Exercise description — From the first line to the last, copy the data exactly and drop the pictures.

##### Given information

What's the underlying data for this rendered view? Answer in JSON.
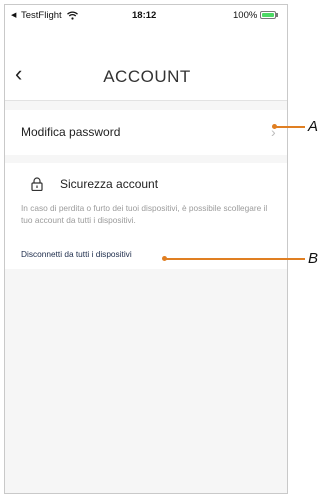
{
  "status_bar": {
    "carrier": "TestFlight",
    "time": "18:12",
    "battery_percent": "100%",
    "battery_level": 1.0
  },
  "nav": {
    "title": "ACCOUNT"
  },
  "menu": {
    "change_password_label": "Modifica password"
  },
  "security": {
    "title": "Sicurezza account",
    "description": "In caso di perdita o furto dei tuoi dispositivi, è possibile scollegare il tuo account da tutti i dispositivi.",
    "disconnect_label": "Disconnetti da tutti i dispositivi"
  },
  "callouts": {
    "a": "A",
    "b": "B"
  },
  "colors": {
    "callout": "#e07f22",
    "link": "#1c2b4a",
    "battery": "#4cd964"
  }
}
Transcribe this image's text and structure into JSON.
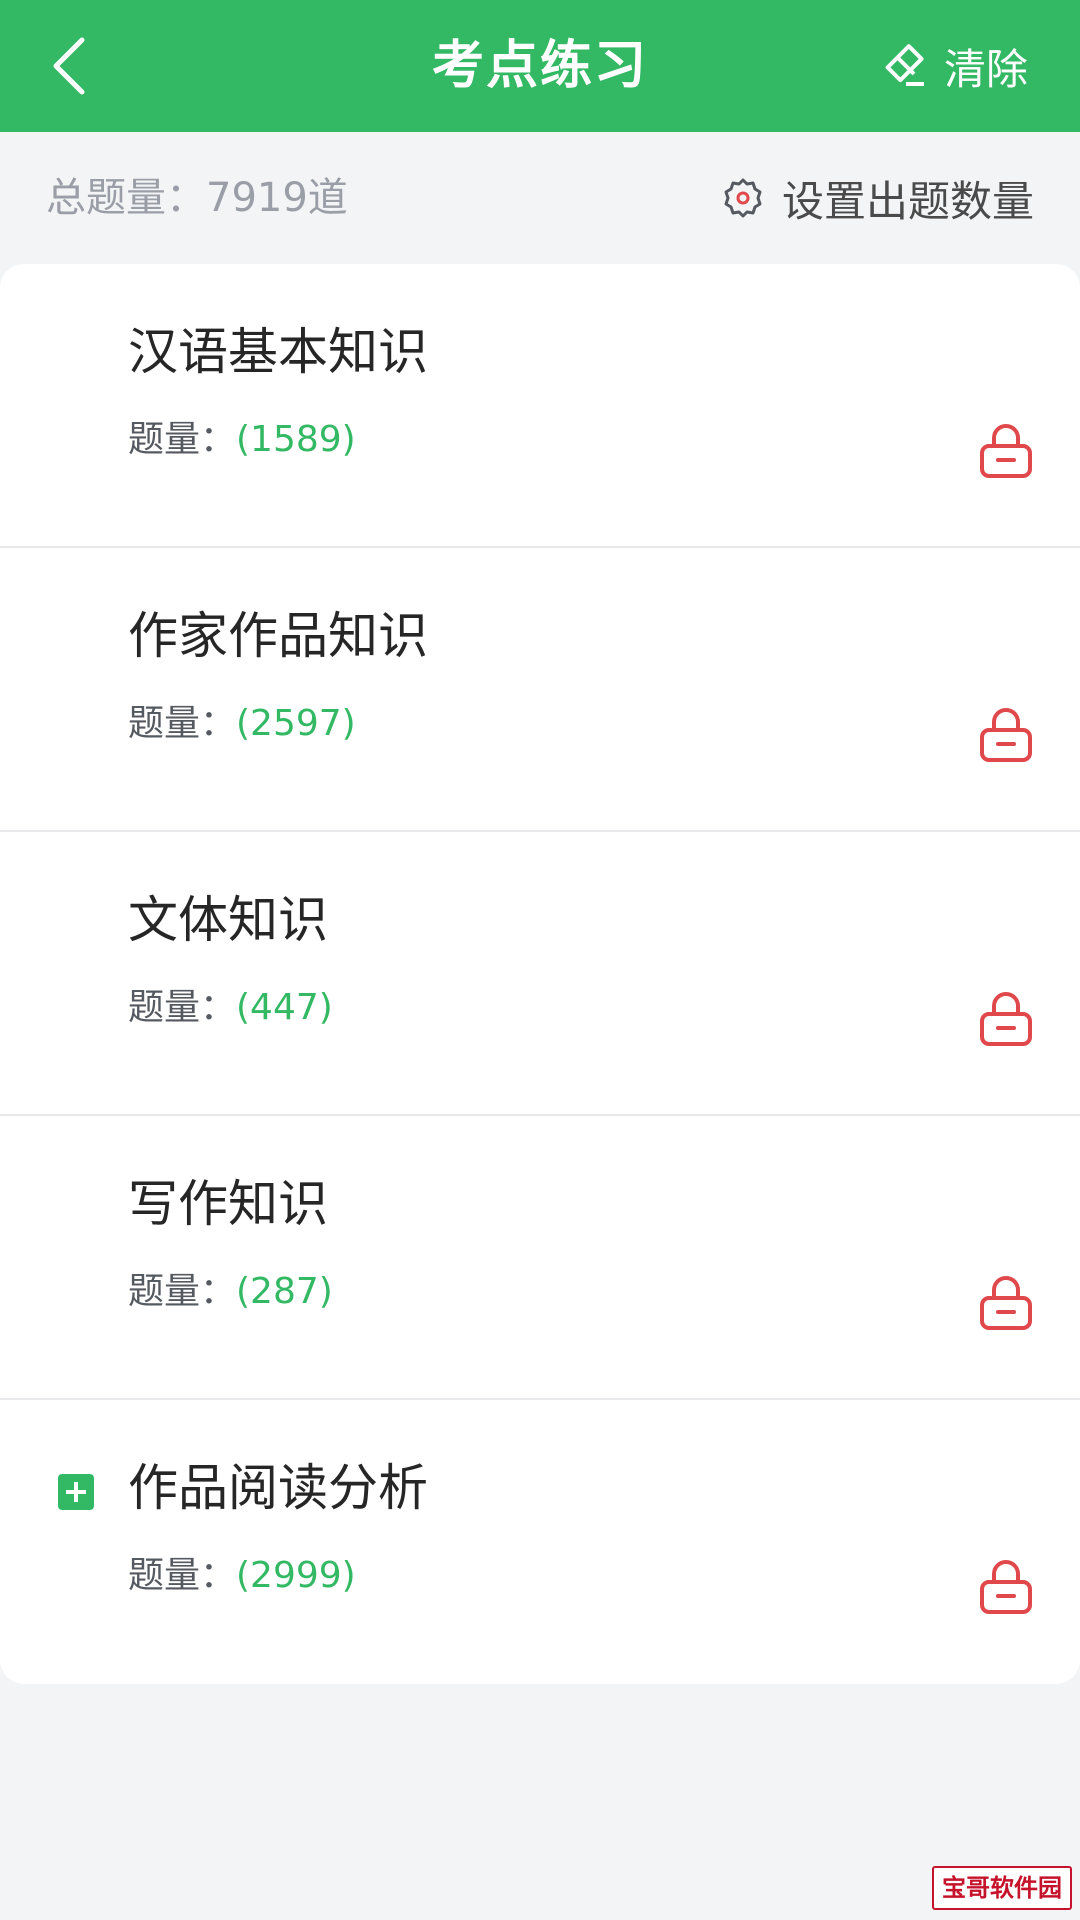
{
  "header": {
    "title": "考点练习",
    "clear_label": "清除"
  },
  "summary": {
    "total_label": "总题量：7919道",
    "settings_label": "设置出题数量"
  },
  "items": [
    {
      "title": "汉语基本知识",
      "count_label": "题量：",
      "count": "(1589)",
      "locked": true
    },
    {
      "title": "作家作品知识",
      "count_label": "题量：",
      "count": "(2597)",
      "locked": true
    },
    {
      "title": "文体知识",
      "count_label": "题量：",
      "count": "(447)",
      "locked": true
    },
    {
      "title": "写作知识",
      "count_label": "题量：",
      "count": "(287)",
      "locked": true
    },
    {
      "title": "作品阅读分析",
      "count_label": "题量：",
      "count": "(2999)",
      "locked": true,
      "expandable": true
    }
  ],
  "colors": {
    "accent": "#33b864",
    "lock": "#e0484c",
    "background": "#f3f4f6"
  },
  "icons": {
    "back": "chevron-left-icon",
    "clear": "eraser-icon",
    "settings": "gear-icon",
    "lock": "lock-icon",
    "expand": "plus-square-icon"
  },
  "watermark": "宝哥软件园"
}
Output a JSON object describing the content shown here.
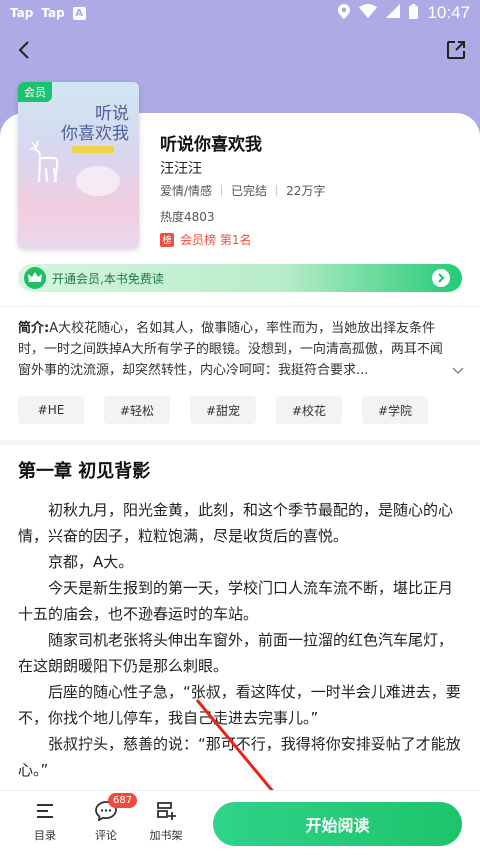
{
  "status_bar": {
    "app1": "Tap",
    "app2": "Tap",
    "app3": "A",
    "time": "10:47"
  },
  "book": {
    "cover_badge": "会员",
    "cover_title_line1": "听说",
    "cover_title_line2": "你喜欢我",
    "title": "听说你喜欢我",
    "author": "汪汪汪",
    "category": "爱情/情感",
    "status": "已完结",
    "word_count": "22万字",
    "heat": "热度4803",
    "rank_icon": "榜",
    "rank_text": "会员榜 第1名"
  },
  "vip_bar": {
    "text": "开通会员,本书免费读"
  },
  "intro": {
    "label": "简介:",
    "text": "A大校花随心，名如其人，做事随心，率性而为，当她放出择友条件时，一时之间跌掉A大所有学子的眼镜。没想到，一向清高孤傲，两耳不闻窗外事的沈流源，却突然转性，内心冷呵呵：我挺符合要求..."
  },
  "tags": [
    "#HE",
    "#轻松",
    "#甜宠",
    "#校花",
    "#学院"
  ],
  "chapter": {
    "title": "第一章 初见背影",
    "paragraphs": [
      "初秋九月，阳光金黄，此刻，和这个季节最配的，是随心的心情，兴奋的因子，粒粒饱满，尽是收货后的喜悦。",
      "京都，A大。",
      "今天是新生报到的第一天，学校门口人流车流不断，堪比正月十五的庙会，也不逊春运时的车站。",
      "随家司机老张将头伸出车窗外，前面一拉溜的红色汽车尾灯，在这朗朗暖阳下仍是那么刺眼。",
      "后座的随心性子急，“张叔，看这阵仗，一时半会儿难进去，要不，你找个地儿停车，我自己走进去完事儿。”",
      "张叔拧头，慈善的说：“那可不行，我得将你安排妥帖了才能放心。”"
    ]
  },
  "bottom_bar": {
    "catalog_label": "目录",
    "comment_label": "评论",
    "comment_count": "687",
    "shelf_label": "加书架",
    "start_label": "开始阅读"
  },
  "colors": {
    "accent": "#1dc46b",
    "header_bg": "#aeaae6",
    "rank_red": "#f0503e"
  }
}
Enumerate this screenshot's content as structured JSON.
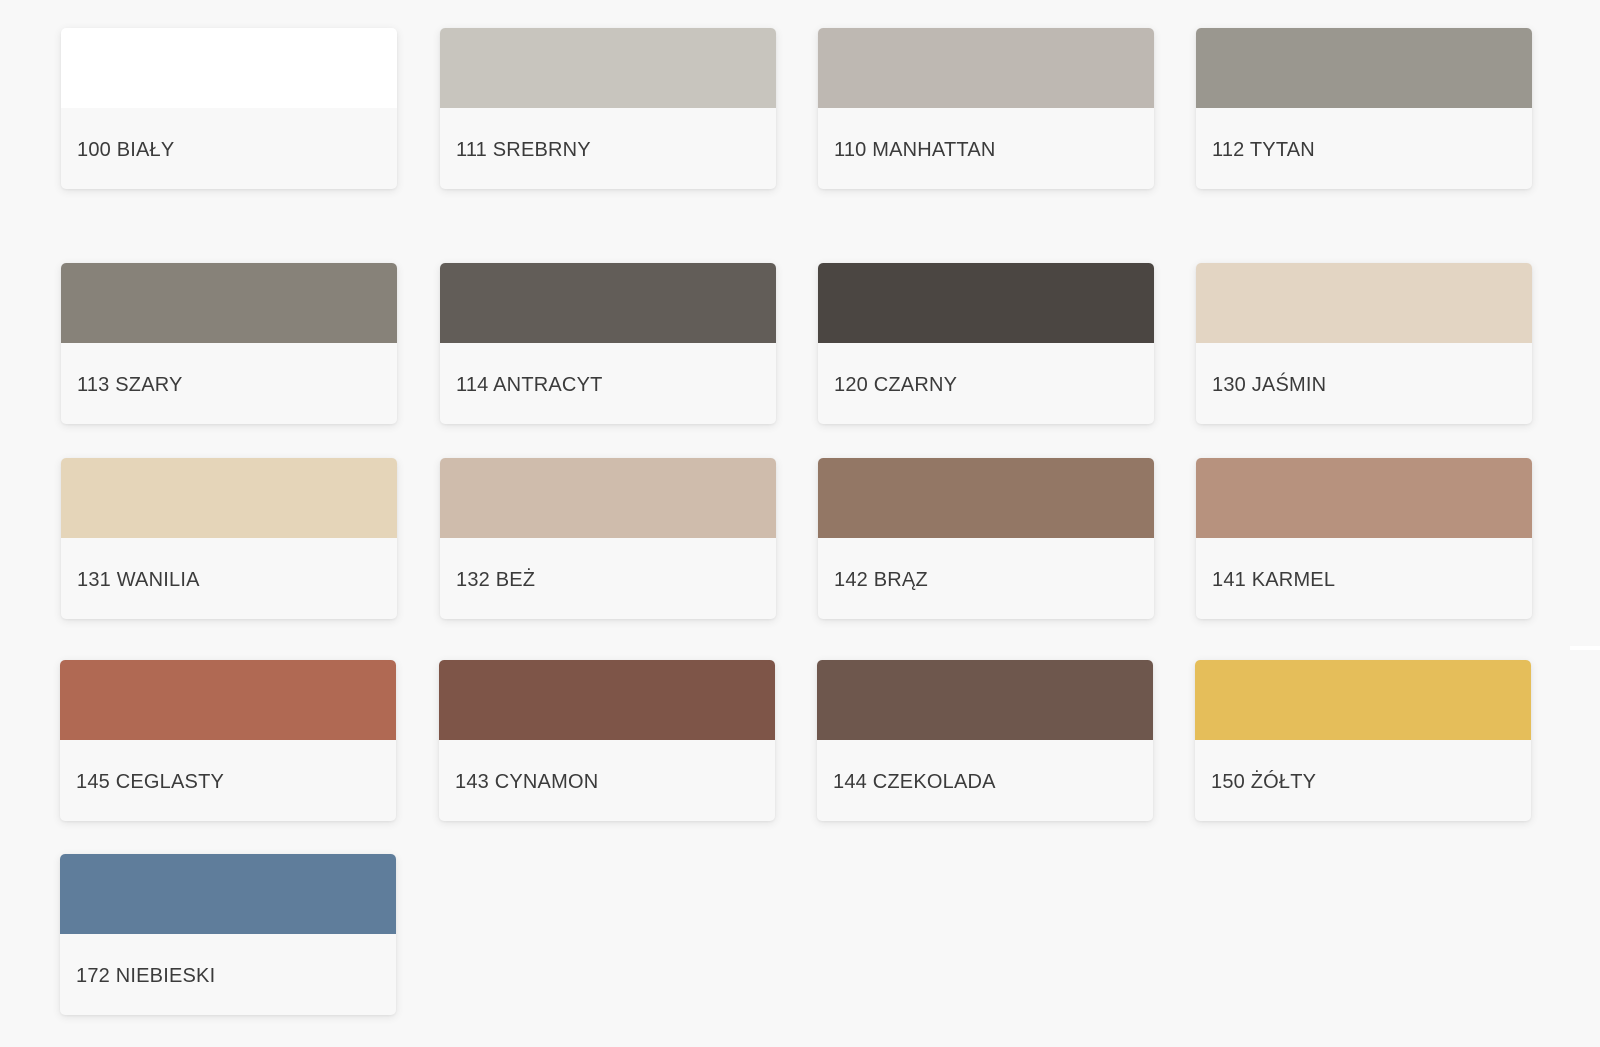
{
  "swatches": [
    {
      "code": "100",
      "name": "BIAŁY",
      "label": "100 BIAŁY",
      "color": "#ffffff"
    },
    {
      "code": "111",
      "name": "SREBRNY",
      "label": "111 SREBRNY",
      "color": "#c8c5be"
    },
    {
      "code": "110",
      "name": "MANHATTAN",
      "label": "110 MANHATTAN",
      "color": "#beb8b2"
    },
    {
      "code": "112",
      "name": "TYTAN",
      "label": "112 TYTAN",
      "color": "#9a978f"
    },
    {
      "code": "113",
      "name": "SZARY",
      "label": "113 SZARY",
      "color": "#878279"
    },
    {
      "code": "114",
      "name": "ANTRACYT",
      "label": "114 ANTRACYT",
      "color": "#625d58"
    },
    {
      "code": "120",
      "name": "CZARNY",
      "label": "120 CZARNY",
      "color": "#4b4642"
    },
    {
      "code": "130",
      "name": "JAŚMIN",
      "label": "130 JAŚMIN",
      "color": "#e3d5c3"
    },
    {
      "code": "131",
      "name": "WANILIA",
      "label": "131 WANILIA",
      "color": "#e5d5b9"
    },
    {
      "code": "132",
      "name": "BEŻ",
      "label": "132 BEŻ",
      "color": "#cfbcac"
    },
    {
      "code": "142",
      "name": "BRĄZ",
      "label": "142 BRĄZ",
      "color": "#937765"
    },
    {
      "code": "141",
      "name": "KARMEL",
      "label": "141 KARMEL",
      "color": "#b7927e"
    },
    {
      "code": "145",
      "name": "CEGLASTY",
      "label": "145 CEGLASTY",
      "color": "#b06953"
    },
    {
      "code": "143",
      "name": "CYNAMON",
      "label": "143 CYNAMON",
      "color": "#7e5548"
    },
    {
      "code": "144",
      "name": "CZEKOLADA",
      "label": "144 CZEKOLADA",
      "color": "#6e574d"
    },
    {
      "code": "150",
      "name": "ŻÓŁTY",
      "label": "150 ŻÓŁTY",
      "color": "#e5be5a"
    },
    {
      "code": "172",
      "name": "NIEBIESKI",
      "label": "172 NIEBIESKI",
      "color": "#5f7d9b"
    }
  ]
}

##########

Answer box —
What's the underlying data for this rendered view? Answer in JSON.
{
  "status_bar": {
    "carrier": "TestFlight",
    "time": "18:12",
    "battery_percent": "100%",
    "battery_level": 1.0
  },
  "nav": {
    "title": "ACCOUNT"
  },
  "menu": {
    "change_password_label": "Modifica password"
  },
  "security": {
    "title": "Sicurezza account",
    "description": "In caso di perdita o furto dei tuoi dispositivi, è possibile scollegare il tuo account da tutti i dispositivi.",
    "disconnect_label": "Disconnetti da tutti i dispositivi"
  },
  "callouts": {
    "a": "A",
    "b": "B"
  },
  "colors": {
    "callout": "#e07f22",
    "link": "#1c2b4a",
    "battery": "#4cd964"
  }
}
Transcribe this image's text and structure into JSON.
{
  "header": {
    "title": "考点练习",
    "clear_label": "清除"
  },
  "summary": {
    "total_label": "总题量：7919道",
    "settings_label": "设置出题数量"
  },
  "items": [
    {
      "title": "汉语基本知识",
      "count_label": "题量：",
      "count": "(1589)",
      "locked": true
    },
    {
      "title": "作家作品知识",
      "count_label": "题量：",
      "count": "(2597)",
      "locked": true
    },
    {
      "title": "文体知识",
      "count_label": "题量：",
      "count": "(447)",
      "locked": true
    },
    {
      "title": "写作知识",
      "count_label": "题量：",
      "count": "(287)",
      "locked": true
    },
    {
      "title": "作品阅读分析",
      "count_label": "题量：",
      "count": "(2999)",
      "locked": true,
      "expandable": true
    }
  ],
  "colors": {
    "accent": "#33b864",
    "lock": "#e0484c",
    "background": "#f3f4f6"
  },
  "icons": {
    "back": "chevron-left-icon",
    "clear": "eraser-icon",
    "settings": "gear-icon",
    "lock": "lock-icon",
    "expand": "plus-square-icon"
  },
  "watermark": "宝哥软件园"
}
Output a JSON object describing the content shown here.
{
  "status_bar": {
    "app1": "Tap",
    "app2": "Tap",
    "app3": "A",
    "time": "10:47"
  },
  "book": {
    "cover_badge": "会员",
    "cover_title_line1": "听说",
    "cover_title_line2": "你喜欢我",
    "title": "听说你喜欢我",
    "author": "汪汪汪",
    "category": "爱情/情感",
    "status": "已完结",
    "word_count": "22万字",
    "heat": "热度4803",
    "rank_icon": "榜",
    "rank_text": "会员榜 第1名"
  },
  "vip_bar": {
    "text": "开通会员,本书免费读"
  },
  "intro": {
    "label": "简介:",
    "text": "A大校花随心，名如其人，做事随心，率性而为，当她放出择友条件时，一时之间跌掉A大所有学子的眼镜。没想到，一向清高孤傲，两耳不闻窗外事的沈流源，却突然转性，内心冷呵呵：我挺符合要求..."
  },
  "tags": [
    "#HE",
    "#轻松",
    "#甜宠",
    "#校花",
    "#学院"
  ],
  "chapter": {
    "title": "第一章 初见背影",
    "paragraphs": [
      "初秋九月，阳光金黄，此刻，和这个季节最配的，是随心的心情，兴奋的因子，粒粒饱满，尽是收货后的喜悦。",
      "京都，A大。",
      "今天是新生报到的第一天，学校门口人流车流不断，堪比正月十五的庙会，也不逊春运时的车站。",
      "随家司机老张将头伸出车窗外，前面一拉溜的红色汽车尾灯，在这朗朗暖阳下仍是那么刺眼。",
      "后座的随心性子急，“张叔，看这阵仗，一时半会儿难进去，要不，你找个地儿停车，我自己走进去完事儿。”",
      "张叔拧头，慈善的说：“那可不行，我得将你安排妥帖了才能放心。”"
    ]
  },
  "bottom_bar": {
    "catalog_label": "目录",
    "comment_label": "评论",
    "comment_count": "687",
    "shelf_label": "加书架",
    "start_label": "开始阅读"
  },
  "colors": {
    "accent": "#1dc46b",
    "header_bg": "#aeaae6",
    "rank_red": "#f0503e"
  }
}
Enumerate this screenshot's content as structured JSON.
{
  "swatches": [
    {
      "code": "100",
      "name": "BIAŁY",
      "label": "100 BIAŁY",
      "color": "#ffffff"
    },
    {
      "code": "111",
      "name": "SREBRNY",
      "label": "111 SREBRNY",
      "color": "#c8c5be"
    },
    {
      "code": "110",
      "name": "MANHATTAN",
      "label": "110 MANHATTAN",
      "color": "#beb8b2"
    },
    {
      "code": "112",
      "name": "TYTAN",
      "label": "112 TYTAN",
      "color": "#9a978f"
    },
    {
      "code": "113",
      "name": "SZARY",
      "label": "113 SZARY",
      "color": "#878279"
    },
    {
      "code": "114",
      "name": "ANTRACYT",
      "label": "114 ANTRACYT",
      "color": "#625d58"
    },
    {
      "code": "120",
      "name": "CZARNY",
      "label": "120 CZARNY",
      "color": "#4b4642"
    },
    {
      "code": "130",
      "name": "JAŚMIN",
      "label": "130 JAŚMIN",
      "color": "#e3d5c3"
    },
    {
      "code": "131",
      "name": "WANILIA",
      "label": "131 WANILIA",
      "color": "#e5d5b9"
    },
    {
      "code": "132",
      "name": "BEŻ",
      "label": "132 BEŻ",
      "color": "#cfbcac"
    },
    {
      "code": "142",
      "name": "BRĄZ",
      "label": "142 BRĄZ",
      "color": "#937765"
    },
    {
      "code": "141",
      "name": "KARMEL",
      "label": "141 KARMEL",
      "color": "#b7927e"
    },
    {
      "code": "145",
      "name": "CEGLASTY",
      "label": "145 CEGLASTY",
      "color": "#b06953"
    },
    {
      "code": "143",
      "name": "CYNAMON",
      "label": "143 CYNAMON",
      "color": "#7e5548"
    },
    {
      "code": "144",
      "name": "CZEKOLADA",
      "label": "144 CZEKOLADA",
      "color": "#6e574d"
    },
    {
      "code": "150",
      "name": "ŻÓŁTY",
      "label": "150 ŻÓŁTY",
      "color": "#e5be5a"
    },
    {
      "code": "172",
      "name": "NIEBIESKI",
      "label": "172 NIEBIESKI",
      "color": "#5f7d9b"
    }
  ]
}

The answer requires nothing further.